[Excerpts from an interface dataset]
------------------------------------------------

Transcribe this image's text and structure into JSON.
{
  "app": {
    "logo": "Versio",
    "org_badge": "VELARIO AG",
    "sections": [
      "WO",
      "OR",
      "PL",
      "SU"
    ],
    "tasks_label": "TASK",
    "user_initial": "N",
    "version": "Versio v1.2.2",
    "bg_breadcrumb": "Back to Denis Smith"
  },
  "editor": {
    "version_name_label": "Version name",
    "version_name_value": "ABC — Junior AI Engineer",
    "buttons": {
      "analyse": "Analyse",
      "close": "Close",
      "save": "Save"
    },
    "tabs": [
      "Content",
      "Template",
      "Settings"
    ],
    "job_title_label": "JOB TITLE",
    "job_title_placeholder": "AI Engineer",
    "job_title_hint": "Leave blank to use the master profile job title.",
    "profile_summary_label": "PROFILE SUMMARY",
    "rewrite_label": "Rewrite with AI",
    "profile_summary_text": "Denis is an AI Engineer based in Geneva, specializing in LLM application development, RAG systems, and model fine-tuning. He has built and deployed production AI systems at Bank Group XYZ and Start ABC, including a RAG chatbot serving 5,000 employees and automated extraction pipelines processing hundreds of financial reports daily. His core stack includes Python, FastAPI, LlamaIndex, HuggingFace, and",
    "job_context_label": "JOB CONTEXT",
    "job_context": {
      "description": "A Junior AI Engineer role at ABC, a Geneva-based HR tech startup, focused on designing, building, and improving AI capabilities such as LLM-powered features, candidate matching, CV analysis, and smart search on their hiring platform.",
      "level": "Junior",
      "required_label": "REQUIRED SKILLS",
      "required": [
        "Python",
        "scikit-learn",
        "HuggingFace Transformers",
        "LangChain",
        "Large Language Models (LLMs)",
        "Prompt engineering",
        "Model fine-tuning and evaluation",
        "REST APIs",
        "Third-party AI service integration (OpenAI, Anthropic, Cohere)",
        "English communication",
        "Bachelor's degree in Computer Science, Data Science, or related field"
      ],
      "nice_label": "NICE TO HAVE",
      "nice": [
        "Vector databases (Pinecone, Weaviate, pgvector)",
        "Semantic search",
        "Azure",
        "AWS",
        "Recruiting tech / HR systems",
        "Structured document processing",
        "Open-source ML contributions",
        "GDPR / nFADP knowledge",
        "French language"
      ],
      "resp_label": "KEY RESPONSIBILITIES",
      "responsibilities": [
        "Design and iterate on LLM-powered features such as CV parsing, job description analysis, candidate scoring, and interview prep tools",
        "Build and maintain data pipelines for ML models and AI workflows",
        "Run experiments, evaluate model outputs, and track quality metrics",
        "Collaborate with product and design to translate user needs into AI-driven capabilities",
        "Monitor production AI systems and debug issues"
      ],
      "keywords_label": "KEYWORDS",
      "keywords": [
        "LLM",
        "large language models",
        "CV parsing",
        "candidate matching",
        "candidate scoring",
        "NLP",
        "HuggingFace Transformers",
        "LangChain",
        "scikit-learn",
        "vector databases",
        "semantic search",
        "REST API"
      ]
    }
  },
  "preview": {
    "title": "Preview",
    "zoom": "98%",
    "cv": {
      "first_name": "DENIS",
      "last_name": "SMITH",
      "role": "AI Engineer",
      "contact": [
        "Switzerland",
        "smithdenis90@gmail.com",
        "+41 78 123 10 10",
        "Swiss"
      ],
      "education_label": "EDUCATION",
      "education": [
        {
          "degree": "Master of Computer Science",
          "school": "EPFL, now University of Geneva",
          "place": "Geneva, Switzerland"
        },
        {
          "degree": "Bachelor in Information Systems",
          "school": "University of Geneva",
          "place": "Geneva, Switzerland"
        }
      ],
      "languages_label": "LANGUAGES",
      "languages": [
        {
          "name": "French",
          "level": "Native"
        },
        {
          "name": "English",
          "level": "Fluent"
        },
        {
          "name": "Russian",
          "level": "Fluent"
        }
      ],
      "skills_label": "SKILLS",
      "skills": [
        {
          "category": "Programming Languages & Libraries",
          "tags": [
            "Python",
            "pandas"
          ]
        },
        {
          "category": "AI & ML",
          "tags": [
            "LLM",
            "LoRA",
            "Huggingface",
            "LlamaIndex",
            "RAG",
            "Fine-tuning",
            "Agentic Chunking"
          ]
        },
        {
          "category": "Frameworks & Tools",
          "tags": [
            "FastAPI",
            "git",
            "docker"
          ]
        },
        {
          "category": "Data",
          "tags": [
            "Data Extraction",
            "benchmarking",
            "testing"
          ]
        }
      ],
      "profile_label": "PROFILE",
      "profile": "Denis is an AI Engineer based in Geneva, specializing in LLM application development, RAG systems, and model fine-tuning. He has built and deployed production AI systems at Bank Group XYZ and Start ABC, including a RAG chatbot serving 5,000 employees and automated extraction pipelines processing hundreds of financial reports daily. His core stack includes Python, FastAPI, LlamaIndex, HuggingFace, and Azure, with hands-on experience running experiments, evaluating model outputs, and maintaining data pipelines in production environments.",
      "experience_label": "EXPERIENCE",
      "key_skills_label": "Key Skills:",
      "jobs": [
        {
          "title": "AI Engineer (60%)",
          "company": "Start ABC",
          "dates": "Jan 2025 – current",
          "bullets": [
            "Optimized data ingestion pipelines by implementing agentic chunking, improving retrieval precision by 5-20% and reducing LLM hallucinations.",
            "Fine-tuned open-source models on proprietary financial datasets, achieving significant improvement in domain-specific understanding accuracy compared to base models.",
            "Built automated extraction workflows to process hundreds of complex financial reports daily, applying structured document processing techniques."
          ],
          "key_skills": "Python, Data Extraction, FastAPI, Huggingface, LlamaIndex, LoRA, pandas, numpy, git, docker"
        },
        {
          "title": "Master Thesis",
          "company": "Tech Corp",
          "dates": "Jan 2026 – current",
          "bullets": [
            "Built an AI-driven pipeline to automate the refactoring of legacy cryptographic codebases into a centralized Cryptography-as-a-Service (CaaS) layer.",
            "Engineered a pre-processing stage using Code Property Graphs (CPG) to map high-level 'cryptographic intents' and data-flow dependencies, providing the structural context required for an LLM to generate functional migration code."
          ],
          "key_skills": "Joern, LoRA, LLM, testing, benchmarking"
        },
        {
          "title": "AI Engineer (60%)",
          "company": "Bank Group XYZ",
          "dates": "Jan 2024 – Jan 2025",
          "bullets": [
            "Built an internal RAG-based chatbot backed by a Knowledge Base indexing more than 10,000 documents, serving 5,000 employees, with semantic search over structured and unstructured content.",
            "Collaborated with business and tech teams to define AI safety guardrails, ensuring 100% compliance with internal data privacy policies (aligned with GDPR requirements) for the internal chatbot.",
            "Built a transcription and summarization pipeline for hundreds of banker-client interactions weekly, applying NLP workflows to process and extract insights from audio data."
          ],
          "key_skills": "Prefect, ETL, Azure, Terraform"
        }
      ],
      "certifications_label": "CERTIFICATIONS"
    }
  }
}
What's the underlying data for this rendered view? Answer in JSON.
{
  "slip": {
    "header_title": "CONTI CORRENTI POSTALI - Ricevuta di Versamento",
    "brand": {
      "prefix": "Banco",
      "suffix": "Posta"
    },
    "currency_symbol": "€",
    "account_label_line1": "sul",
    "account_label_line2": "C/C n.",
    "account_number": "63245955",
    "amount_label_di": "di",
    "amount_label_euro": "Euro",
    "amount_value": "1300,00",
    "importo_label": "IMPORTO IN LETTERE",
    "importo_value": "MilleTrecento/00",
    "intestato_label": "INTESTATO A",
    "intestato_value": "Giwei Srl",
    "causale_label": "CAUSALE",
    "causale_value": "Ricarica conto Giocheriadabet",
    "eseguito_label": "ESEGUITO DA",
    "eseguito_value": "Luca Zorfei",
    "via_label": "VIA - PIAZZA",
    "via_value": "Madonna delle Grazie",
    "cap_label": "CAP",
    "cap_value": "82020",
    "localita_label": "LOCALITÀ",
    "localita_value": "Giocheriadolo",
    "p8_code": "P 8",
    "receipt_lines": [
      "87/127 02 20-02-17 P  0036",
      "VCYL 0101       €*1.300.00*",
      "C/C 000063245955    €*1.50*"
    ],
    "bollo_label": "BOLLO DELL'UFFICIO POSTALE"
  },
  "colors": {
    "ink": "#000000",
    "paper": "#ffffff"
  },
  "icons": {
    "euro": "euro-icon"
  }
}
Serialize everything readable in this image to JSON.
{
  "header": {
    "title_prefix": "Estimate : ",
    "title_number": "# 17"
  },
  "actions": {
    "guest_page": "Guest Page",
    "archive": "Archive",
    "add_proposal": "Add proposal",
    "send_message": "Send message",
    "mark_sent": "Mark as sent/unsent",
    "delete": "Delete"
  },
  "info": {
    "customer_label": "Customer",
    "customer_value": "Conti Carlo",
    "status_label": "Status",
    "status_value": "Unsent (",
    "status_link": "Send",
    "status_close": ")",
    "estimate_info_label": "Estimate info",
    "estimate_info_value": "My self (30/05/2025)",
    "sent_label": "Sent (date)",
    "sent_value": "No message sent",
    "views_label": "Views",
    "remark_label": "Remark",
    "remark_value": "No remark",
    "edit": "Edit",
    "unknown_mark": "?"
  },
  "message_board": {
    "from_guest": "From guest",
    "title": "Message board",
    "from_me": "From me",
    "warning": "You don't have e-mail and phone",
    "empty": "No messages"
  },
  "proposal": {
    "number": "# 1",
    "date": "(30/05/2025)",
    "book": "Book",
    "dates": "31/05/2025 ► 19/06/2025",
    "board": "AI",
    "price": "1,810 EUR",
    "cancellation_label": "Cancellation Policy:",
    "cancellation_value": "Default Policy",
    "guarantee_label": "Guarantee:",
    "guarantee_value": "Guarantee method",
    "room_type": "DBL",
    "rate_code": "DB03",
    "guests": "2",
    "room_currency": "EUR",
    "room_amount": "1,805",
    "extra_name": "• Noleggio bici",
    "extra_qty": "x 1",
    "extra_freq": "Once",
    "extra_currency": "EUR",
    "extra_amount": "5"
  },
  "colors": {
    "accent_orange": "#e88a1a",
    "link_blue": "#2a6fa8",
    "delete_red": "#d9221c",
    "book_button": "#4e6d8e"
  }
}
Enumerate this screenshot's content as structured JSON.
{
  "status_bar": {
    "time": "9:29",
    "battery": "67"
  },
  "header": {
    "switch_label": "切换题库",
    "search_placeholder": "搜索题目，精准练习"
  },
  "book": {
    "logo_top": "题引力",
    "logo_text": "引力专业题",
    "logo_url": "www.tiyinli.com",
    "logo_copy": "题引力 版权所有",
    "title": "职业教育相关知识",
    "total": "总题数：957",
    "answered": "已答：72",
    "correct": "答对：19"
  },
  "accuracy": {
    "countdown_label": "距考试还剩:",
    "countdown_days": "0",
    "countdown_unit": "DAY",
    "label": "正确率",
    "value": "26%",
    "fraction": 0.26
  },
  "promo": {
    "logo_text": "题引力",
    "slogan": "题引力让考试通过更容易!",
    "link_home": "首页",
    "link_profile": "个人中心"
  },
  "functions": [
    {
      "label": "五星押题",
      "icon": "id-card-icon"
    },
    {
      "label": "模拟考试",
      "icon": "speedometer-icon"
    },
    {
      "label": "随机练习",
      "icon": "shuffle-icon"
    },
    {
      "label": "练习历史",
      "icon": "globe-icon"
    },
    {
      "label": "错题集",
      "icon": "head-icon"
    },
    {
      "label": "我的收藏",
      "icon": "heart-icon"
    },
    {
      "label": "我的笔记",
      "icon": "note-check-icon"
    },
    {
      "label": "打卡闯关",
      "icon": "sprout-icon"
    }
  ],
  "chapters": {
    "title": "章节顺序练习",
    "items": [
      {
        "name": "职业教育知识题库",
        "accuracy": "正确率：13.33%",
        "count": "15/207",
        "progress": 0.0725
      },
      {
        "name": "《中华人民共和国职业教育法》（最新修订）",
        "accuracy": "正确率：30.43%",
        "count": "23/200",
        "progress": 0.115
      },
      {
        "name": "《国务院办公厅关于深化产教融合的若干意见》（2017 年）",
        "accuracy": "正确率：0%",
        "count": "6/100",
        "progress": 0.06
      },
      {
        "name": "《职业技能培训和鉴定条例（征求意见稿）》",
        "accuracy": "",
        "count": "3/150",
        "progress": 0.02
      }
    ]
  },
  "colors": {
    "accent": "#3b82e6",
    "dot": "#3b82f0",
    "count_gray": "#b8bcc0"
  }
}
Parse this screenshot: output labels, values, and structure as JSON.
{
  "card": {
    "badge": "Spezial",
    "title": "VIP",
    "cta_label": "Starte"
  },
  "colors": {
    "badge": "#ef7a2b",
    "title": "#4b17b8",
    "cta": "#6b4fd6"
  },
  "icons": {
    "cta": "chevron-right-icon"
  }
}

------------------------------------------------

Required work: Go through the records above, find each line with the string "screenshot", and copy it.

Your solution:
Enumerate this screenshot's content as structured JSON.
Parse this screenshot: output labels, values, and structure as JSON.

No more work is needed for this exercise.